→ **Record set**:
==================================================

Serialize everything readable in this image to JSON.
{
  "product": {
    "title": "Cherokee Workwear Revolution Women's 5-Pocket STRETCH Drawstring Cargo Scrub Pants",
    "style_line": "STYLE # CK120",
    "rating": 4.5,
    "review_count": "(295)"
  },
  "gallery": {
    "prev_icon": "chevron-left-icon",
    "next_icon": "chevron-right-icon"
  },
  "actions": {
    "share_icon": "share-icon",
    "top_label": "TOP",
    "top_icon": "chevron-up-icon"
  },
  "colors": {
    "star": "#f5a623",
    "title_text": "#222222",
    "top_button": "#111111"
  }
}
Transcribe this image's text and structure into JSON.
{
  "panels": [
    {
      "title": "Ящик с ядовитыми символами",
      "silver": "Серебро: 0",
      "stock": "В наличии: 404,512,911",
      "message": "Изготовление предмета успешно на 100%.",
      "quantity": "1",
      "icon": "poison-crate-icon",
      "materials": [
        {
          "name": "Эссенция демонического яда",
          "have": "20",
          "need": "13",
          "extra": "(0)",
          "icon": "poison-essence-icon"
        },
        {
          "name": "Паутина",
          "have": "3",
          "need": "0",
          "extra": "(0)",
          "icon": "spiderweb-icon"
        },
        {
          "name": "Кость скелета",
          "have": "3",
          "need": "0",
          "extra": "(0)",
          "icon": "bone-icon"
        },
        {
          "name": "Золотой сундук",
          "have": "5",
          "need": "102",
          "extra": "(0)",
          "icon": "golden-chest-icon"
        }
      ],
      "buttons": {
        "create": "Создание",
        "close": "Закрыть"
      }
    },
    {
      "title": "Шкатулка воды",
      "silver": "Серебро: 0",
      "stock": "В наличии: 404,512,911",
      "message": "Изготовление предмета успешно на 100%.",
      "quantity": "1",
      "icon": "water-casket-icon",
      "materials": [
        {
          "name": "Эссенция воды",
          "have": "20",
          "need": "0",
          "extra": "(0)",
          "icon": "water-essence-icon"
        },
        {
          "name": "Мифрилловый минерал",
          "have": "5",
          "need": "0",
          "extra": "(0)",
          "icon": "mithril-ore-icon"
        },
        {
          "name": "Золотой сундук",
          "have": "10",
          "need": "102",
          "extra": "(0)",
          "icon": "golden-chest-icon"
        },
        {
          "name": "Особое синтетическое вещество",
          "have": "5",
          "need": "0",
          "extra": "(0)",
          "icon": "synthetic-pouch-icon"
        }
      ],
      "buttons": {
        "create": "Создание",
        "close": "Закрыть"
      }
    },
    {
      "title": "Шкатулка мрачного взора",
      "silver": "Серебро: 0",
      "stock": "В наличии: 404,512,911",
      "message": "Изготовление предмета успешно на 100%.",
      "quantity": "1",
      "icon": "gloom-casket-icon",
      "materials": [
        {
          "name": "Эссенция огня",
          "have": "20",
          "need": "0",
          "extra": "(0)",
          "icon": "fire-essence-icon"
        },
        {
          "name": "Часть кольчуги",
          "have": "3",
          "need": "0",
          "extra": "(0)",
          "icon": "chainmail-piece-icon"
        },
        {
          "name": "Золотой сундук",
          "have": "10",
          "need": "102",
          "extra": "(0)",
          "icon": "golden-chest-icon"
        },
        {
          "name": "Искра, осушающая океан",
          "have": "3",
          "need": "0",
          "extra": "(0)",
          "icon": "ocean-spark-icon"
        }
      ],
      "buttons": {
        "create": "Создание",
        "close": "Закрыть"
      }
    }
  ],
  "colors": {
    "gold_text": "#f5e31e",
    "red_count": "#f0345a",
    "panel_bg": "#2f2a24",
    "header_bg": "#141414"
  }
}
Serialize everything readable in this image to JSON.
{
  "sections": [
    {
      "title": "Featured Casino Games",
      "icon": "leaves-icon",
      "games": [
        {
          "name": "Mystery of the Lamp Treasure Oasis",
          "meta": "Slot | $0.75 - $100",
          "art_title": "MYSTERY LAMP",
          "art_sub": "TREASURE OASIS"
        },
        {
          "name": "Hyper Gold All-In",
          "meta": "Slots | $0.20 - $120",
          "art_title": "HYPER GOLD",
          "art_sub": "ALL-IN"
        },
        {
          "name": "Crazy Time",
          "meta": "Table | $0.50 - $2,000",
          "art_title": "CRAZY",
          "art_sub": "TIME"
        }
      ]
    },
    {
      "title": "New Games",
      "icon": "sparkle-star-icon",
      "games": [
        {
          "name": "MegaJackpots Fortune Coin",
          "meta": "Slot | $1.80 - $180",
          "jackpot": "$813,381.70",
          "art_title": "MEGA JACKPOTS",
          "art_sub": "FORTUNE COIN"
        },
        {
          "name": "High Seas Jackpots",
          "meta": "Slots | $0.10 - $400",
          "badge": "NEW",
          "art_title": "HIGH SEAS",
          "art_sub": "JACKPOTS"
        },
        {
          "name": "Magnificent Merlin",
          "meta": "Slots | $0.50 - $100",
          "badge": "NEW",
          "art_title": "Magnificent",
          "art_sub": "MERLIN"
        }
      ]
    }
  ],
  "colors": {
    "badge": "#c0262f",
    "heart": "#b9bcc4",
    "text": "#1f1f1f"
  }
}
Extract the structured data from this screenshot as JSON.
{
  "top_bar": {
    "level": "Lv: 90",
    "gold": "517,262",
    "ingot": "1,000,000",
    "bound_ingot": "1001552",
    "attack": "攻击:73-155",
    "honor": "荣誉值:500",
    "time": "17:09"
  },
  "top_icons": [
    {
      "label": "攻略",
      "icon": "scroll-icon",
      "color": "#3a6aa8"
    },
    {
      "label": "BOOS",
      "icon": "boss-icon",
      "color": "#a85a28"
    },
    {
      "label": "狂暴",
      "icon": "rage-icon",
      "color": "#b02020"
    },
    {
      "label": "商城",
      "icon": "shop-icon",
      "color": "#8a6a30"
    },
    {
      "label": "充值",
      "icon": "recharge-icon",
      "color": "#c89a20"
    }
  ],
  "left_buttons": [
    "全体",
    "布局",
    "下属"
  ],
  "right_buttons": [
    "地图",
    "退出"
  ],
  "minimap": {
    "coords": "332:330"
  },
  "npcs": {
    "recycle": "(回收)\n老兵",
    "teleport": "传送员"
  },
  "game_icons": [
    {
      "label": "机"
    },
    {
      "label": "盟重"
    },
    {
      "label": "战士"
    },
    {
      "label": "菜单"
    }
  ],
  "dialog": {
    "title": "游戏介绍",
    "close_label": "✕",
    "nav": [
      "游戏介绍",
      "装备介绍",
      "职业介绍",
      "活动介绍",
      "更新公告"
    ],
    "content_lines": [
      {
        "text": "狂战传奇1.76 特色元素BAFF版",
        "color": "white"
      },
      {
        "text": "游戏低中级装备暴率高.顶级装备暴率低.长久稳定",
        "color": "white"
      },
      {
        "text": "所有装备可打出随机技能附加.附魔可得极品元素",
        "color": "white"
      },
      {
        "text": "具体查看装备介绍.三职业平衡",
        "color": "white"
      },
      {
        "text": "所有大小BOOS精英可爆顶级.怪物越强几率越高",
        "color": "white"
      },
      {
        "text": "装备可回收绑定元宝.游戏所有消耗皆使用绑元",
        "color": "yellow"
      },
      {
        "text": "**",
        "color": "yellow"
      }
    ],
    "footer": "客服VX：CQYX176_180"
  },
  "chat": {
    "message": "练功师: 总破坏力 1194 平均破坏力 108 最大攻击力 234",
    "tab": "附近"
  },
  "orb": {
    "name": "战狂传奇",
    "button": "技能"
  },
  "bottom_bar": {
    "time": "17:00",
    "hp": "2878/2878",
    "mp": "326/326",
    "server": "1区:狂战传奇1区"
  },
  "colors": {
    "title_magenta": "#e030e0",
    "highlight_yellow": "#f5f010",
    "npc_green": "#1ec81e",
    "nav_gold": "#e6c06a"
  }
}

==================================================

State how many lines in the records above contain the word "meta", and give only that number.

6